There's this bizarre mindset that copyright is the default and not an exception to the natural world. Which is utterly ridiculous. Copyright and patents are not a natural right. They exist solely at the discretion government. In other words, if there is no law prohibiting it, it's not infringement or piracy.
That erroneous mindset can be seen in a recent Cracked article about how plays written in England in the 1800s received no copyright protection in the United States.
The article specifically states that it was not illegal to perform those plays in the US, because they were not covered by any copyright law in the US. However, despite it being perfectly legal to perform those plays, the Cracked article goes on to claim as fact that it was piracy to perform those plays in the US. It's simply bizarre. There was no piracy going on!
Can you imagine if you need permission to perform covers of songs?! Of course, someone is making a ton of money (and paying out only a small portion) on licensing fees, so it's all good.

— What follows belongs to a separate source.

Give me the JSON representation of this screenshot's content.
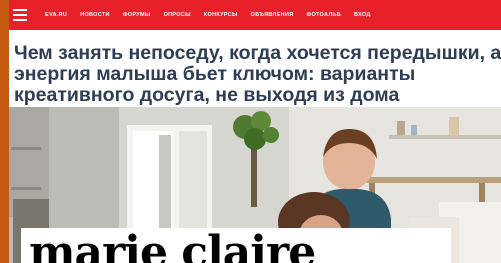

A system should exist for movies and TV shows after 3 or 10 years. Anyone can stream them if they pay a reasonable license fee. Of course the reasonable part of the equation will be the most difficult.
Let's assume Obama publicly kills the collection of bulk phone records. Would anyone actually believe that?
Here's the rub: Let's assume they don't stop. And let's assume they get caught again. What consequences would anyone face (other than the whistleblower)? None. Nada. Zip. So there's no actual downside to continuing in secret.
This is merely a ruse to make the collection secret again.
I assume if confronted, the great representative would argue that he's only talking about copyright. And merely because you license a limited right to use a copy of a copyrighted work, does not necessarily mean you have an automatic right to transfer that license. That sounds so reasonable, right?
The problem with that explanation is that nearly everything sold nowadays has IP issues. Your car is filled with copyrighted software and patented technology. Your house was designed from a copyrighted blue print. Heck, according to the Nadler, even the shirt on your back should be copyrighted!
So under Nadler's view, we don't own hardly anything we buy. And that, at least to me, is an extremest position.
Some of the quotes from U.S. District Court Judge Otis Wright are pretty good: "Society does not win when the Government stoops to the same level as the defendants it seeks to prosecute — especially when the Government has acted solely to achieve a conviction for a made-up crime."
"The time has come to remind the Executive Branch that the Constitution charges it with law enforcement — not crime creation. A reverse-sting operation like this one transcends the bounds of due process and makes the Government the oppressor of its people."
"Zero. That's the amount of drugs that the Government has taken off the streets as the result of this case and the hundreds of other fake stash-house cases around the country. That's the problem with creating crime: the Government is not making the country any safer or reducing the actual flow of drugs."
Heck, why stop with just the 4th amendment? By publishing our criminal statutes we're telling terrorists and criminals exactly what facts and circumstances the police and prosecutors are investigating. By publishing court rules, we're telling terrorists and criminals the inner machinations of our judicial system.
Clearly all laws should be hidden. And our judicial process should be kept entirely secret.
"Putting bankers destroying the economy in jail? Not hot"
Threatening the wealthy with crimes can have huge consequences. Compare spending your time tilting at windmills to arresting a highly connected billionaire. In which one do you have to stick your neck out? Which one is going to ruin your career if something goes wrong?
Mike copyright is never used for censorship. Clearly copyright gives the Prime Minister the monopoly right to monetize his phone calls. Someone exercising that natural god given property right should not be accused with such defamatory language. You should be ashamed.
On a related note, I'm really looking forward to buying CDs of Recep Tayyip Erdogan's phone calls at my local Walmart. Good times.
I'm shocked the cable and satellite companies haven't come to their senses and started supporting Aereo's legal argument. If Aereo wins, the cable and satellite companies would have a huge bargaining chip in their negotiations with the broadcasters. Basically, they could threaten to do the exact same thing.
This isn't really new with Microsoft. It took MS a long time to add native support for MP3s into Windows.
And remember back when you could finally rip CDs with Windows Media Player? It "protected" the files by default. And "protected" didn't mean they were protected from deletion. They were protected from being copied. So even if you backed them up on a second computer, they could not be played on the second computer. They could not be played with all digital music players. And if your PC crashed and you had to reinstall Windows, all of your music could be unplayable.
Heck, to this day when I'm playing MP3s in Media Center (ripped from my own CDs or bought from Amazon), it gives me the option to purchase those very same songs. Why the frick would I want to purchase songs I already own?!
I could go on and on, but Microsoft has always placed its customers second when it comes to corporate interests.